The land exchange approved Simplot’s acquisition of 719 acres of federal land managed by the BLM in exchange for 667 acres of non-federal land owned by Simplot. The federal lands selected for the exchange are on Howard Mountain adjacent to the existing Simplot Don Plant and partially within the Eastern Michaud Flats NPL Superfund site. The non-federal land parcels owned by Simplot are located in the Blackrock Canyon area south of Pocatello.
In the summer of 1987, the EPA detected elevated levels of heavy metals in sediments of the unlined ponds that served both the Simplot and former FMC phosphate processing operations and in wastewater at the Simplot Pocatello Don Plant facility. In addition, arsenic, cadmium, and selenium were detected in monitoring wells in the deep confined aquifer. In all, 2,530 acres of land surrounding the phosphate facilities were found to have contamination levels of concern.
The Simplot Pocatello Don Plant was classified as part of the Eastern Michaud Flats (EMF) Superfund site located adjacent to the Fort Hall Reservation, the Portneuf River, and the Cities of Pocatello and Chubbuck. The EMF site was listed on the National Priority List (NPL) in 1990.
Simplot and the FMC Corporation phosphate ore companies are the principle responsible parties at the NPL Superfund site. These processing facilities operated from the early 1940’s until the FMC facility closed in the December of 2001. The Simplot facility is still an active operating facility.
The Simplot Don Plant and EMF site are sources of known substantial environmental contamination and pollution of the local area and reservation environment affecting important natural resources and human health.

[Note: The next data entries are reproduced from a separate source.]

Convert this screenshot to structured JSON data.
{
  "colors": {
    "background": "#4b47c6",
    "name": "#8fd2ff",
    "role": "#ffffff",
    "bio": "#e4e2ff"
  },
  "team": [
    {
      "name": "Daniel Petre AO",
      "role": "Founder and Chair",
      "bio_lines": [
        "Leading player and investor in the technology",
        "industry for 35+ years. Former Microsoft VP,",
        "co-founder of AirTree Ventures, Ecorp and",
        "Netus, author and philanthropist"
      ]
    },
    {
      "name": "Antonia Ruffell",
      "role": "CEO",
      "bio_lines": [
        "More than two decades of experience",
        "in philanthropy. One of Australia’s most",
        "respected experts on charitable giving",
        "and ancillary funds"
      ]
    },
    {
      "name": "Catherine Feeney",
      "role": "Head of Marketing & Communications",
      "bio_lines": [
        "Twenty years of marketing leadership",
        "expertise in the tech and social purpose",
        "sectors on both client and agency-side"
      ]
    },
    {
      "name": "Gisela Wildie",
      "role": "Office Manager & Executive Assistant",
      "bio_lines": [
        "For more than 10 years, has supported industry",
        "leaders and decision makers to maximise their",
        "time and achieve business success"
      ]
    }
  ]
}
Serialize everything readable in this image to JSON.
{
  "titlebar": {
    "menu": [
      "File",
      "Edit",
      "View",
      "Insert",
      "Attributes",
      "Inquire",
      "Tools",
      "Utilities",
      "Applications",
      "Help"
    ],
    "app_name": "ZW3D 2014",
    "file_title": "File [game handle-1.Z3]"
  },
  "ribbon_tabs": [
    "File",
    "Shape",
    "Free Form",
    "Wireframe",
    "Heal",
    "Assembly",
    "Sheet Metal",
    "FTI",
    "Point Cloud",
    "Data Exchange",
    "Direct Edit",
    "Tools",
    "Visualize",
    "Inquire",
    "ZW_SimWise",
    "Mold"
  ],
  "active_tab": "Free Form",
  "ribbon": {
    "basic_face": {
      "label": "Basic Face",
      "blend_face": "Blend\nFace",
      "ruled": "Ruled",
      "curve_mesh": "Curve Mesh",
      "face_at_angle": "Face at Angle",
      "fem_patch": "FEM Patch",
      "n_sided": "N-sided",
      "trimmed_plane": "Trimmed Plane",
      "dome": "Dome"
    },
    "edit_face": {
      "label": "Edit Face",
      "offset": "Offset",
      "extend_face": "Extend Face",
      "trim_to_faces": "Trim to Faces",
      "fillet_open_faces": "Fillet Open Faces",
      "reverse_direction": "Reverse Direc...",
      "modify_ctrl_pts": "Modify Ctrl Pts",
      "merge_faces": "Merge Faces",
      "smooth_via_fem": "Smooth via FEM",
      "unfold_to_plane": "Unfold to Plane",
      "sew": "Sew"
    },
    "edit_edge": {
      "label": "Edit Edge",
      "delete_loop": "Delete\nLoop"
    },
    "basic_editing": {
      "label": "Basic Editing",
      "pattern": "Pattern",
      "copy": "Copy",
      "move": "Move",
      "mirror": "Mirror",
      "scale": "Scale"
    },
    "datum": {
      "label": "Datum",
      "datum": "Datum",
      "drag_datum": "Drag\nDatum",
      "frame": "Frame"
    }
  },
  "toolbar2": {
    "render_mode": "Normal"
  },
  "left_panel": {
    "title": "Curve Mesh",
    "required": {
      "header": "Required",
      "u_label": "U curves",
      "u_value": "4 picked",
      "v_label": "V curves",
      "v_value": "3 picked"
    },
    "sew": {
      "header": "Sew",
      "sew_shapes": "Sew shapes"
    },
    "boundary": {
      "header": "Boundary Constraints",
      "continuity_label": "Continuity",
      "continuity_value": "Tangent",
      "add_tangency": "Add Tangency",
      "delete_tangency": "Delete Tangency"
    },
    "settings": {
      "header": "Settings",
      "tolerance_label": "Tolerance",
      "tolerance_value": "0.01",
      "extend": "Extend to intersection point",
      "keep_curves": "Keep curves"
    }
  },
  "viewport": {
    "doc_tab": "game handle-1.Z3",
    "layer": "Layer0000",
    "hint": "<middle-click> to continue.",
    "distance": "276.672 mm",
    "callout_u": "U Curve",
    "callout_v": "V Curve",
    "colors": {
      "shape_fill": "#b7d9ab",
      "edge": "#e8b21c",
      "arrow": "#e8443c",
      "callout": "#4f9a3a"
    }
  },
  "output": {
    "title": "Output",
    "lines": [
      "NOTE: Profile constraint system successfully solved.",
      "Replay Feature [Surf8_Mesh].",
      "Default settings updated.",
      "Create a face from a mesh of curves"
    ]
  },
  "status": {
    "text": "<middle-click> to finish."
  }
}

Specifically, groundwater contamination caused by the existing gypsum stacks at the Simplot Pocatello Don Plant is one of the major justifications for designating the site as a Superfund site under the Comprehensive Environmental Response, Compensation, and Liability Act (CERCLA). Public wells within three miles of the area provide drinking water to an estimated 55,000 people and are used to irrigate over 2,000 acres of crops.
The public land subject to the land exchange is entirely within the tribes’ aboriginal and ceded territory and entirely within the original Fort Hall Reservation. The challenged land exchange would have privatized public land subject to the tribes’ off-reservation treaty rights, which were also specifically reaffirmed by a 1900 Act of Congress.
In 2011, the same federal court first ruled the exchange was illegal. The BLM and Simplot then attempted a second exchange in 2020. The tribes again challenged the second exchange based on more violations of federal law. In the latest decision, the federal court agreed with the tribes and ruled the second attempt to exchange the same land continues to violate federal law.
The decision also directs that the parties next provide input to the court on what remedy the court should impose now that the land exchange has been found illegal. The court’s remedy presumptively could include unwinding the land exchange and an injunction prohibiting further expansion of Simplot’s waste activity on the public lands that remain subject to the tribes’ treaty rights.